It’s a good day, and a miserable day, all at once. This day is like a simultaneous quantum superposition that, once collapsed, remained in a state of indefinite distinction. I awoke this morning a little after 6 so that Jodi and I could hit the polls before she boarded her flight to Minnesota. It was dark, wet, and cold when we left for Clifford School, just down the mountain and down the road.

Sometimes, polling place workers get a big head about their job. Sure, they’re the gatekeepers of American democracy. But they’re also fellow citizens. We were greeted by the fact that the Clifford School hosted three precincts, and we didn’t know to which we belonged. A very nice gentleman invited us in before polling started and tried to help us find our precinct, but a lady who also worked there shooed us out and proclaimed we couldn’t come in until the “Hear ye, hear ye!” was sounded. Sigh.

We voted, and then I dropped Jodi at the airport and went to work. I finally sorted out the half-dozen or so projects I’m currently involved in, and then worked with my group for the afternoon. I just had a short break to check the news and saw that “Kansas’ board of ed has voted to adopt language that redefines science and allows for non-science to enter into the curriculum”:;_ylt=AlksCNr_sbuq7K0LL6lhdhqs0NUE;_ylu=X3oDMTA3MjBwMWtkBHNlYwM3MTg-.
This is the sad part of the day. While it was refreshing to once again partake in democracy this morning (excepting the incident with the poll nazi), it was disheartening to see the opinions of a vocal minority with no formal training in science override the standards and practices of a state education system.

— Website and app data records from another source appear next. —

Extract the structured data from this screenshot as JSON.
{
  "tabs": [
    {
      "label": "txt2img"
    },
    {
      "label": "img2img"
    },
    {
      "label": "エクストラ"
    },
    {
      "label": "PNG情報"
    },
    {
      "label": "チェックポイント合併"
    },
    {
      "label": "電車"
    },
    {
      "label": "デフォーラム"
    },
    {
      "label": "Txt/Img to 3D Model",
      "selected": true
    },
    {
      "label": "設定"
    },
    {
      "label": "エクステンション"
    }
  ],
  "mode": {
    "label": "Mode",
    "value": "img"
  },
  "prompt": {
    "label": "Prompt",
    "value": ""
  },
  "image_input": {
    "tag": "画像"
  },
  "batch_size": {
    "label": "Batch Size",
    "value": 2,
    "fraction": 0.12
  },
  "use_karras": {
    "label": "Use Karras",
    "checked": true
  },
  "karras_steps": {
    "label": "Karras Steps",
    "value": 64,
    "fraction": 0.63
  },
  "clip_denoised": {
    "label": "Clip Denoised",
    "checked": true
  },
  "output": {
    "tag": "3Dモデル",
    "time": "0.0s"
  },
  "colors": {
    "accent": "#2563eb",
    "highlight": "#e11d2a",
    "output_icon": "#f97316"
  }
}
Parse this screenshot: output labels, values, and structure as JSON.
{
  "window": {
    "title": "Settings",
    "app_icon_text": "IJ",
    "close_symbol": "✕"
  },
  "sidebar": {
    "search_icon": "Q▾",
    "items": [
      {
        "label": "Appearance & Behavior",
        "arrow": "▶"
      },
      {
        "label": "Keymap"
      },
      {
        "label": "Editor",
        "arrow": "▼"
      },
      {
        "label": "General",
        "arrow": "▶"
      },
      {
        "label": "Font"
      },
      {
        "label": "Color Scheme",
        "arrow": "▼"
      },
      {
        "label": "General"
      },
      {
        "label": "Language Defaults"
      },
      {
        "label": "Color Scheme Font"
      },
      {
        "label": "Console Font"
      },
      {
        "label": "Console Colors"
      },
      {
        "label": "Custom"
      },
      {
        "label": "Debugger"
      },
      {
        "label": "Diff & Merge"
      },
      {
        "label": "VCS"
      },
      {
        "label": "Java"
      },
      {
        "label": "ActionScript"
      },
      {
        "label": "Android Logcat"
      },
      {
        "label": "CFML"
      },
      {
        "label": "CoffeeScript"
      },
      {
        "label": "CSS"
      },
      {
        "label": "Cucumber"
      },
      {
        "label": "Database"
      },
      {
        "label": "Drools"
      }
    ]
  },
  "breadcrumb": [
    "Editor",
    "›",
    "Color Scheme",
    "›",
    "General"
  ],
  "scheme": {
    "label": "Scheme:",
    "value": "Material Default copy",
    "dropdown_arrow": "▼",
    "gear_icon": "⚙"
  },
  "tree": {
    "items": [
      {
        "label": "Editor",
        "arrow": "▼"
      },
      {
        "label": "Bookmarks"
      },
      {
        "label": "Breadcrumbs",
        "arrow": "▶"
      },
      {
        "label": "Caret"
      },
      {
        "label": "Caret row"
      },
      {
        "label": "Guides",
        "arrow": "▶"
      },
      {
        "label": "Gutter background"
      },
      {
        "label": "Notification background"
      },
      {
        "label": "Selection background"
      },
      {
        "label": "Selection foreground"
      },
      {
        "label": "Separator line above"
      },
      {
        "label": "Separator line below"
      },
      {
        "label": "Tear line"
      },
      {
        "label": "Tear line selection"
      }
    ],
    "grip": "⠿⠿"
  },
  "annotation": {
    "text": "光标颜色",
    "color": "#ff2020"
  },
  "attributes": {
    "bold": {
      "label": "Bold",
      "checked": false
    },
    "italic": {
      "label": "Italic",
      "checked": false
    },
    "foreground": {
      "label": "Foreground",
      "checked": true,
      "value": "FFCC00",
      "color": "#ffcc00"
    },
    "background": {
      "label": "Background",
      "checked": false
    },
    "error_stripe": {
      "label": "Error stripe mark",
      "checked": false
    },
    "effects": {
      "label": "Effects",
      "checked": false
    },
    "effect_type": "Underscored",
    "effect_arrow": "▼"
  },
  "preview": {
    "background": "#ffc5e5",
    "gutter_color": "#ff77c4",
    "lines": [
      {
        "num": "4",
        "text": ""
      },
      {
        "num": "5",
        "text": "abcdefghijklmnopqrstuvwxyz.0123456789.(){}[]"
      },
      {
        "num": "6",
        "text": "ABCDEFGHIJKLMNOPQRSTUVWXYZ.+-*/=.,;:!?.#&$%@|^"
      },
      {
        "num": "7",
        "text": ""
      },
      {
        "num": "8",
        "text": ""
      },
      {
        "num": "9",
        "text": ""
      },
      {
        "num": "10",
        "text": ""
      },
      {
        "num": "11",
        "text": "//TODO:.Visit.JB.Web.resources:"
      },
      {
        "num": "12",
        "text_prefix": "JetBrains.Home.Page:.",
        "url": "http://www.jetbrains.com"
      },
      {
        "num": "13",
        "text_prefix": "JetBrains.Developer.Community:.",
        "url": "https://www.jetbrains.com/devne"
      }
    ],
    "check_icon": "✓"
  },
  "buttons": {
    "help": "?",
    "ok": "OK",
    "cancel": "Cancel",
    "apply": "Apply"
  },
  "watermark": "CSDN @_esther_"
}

In many ways, these state education board members who supported the weakening of science are setting up a false idol. If reason is the lord of nature, and if nature is the world that we humans must spend our lives appreciating and exploring, then certainly to set aside reason and admit superstition is to erect a false idol. If they really believe that they are creating academic freedom while they are promoting religious security, then they deserve neither academic freedom not religious security. Do they not realize that by redefining science itself in their standards, they risk creating a generation, much like students before the Sputnik era, ill prepared for the demands of this world?

In a world where diseases daily evolve to adapt to our drugs and our immune responses, and in a world ruled by natural laws whose work allows us to even exist in the first place, we are likely going to see an increase in students who don’t know that there is a difference between a theory and a hypothesis. This scares me. That’s a world where every idea has merit, without the value of experimentation to filter the wheat from the chaff. Academic freedom is only partly the right to pronounce any idea you want; within such liberty there is also responsibility, the responsibility that once ideas are proposed they only continue to have merit if, when applied, they lead to greater knowledge and deeper understanding. Academic freedom is both liberty and reponsibility, and Kansas has only adopted half of this equation.

So here we are. With great institutions like Kansas State University now challenged by a future breed of students ill-equipped for the rigors of reason, who knows what struggles an already burdened scientific community will now have to address? This must, in part, be how it felt to be an enlightened scholar on the edge of the middle ages, the warmth of reason one side, the chill of religious zealotry on the other. I only wish the world had learned from its first battle with this artificial pitting of religion against science, science against religion.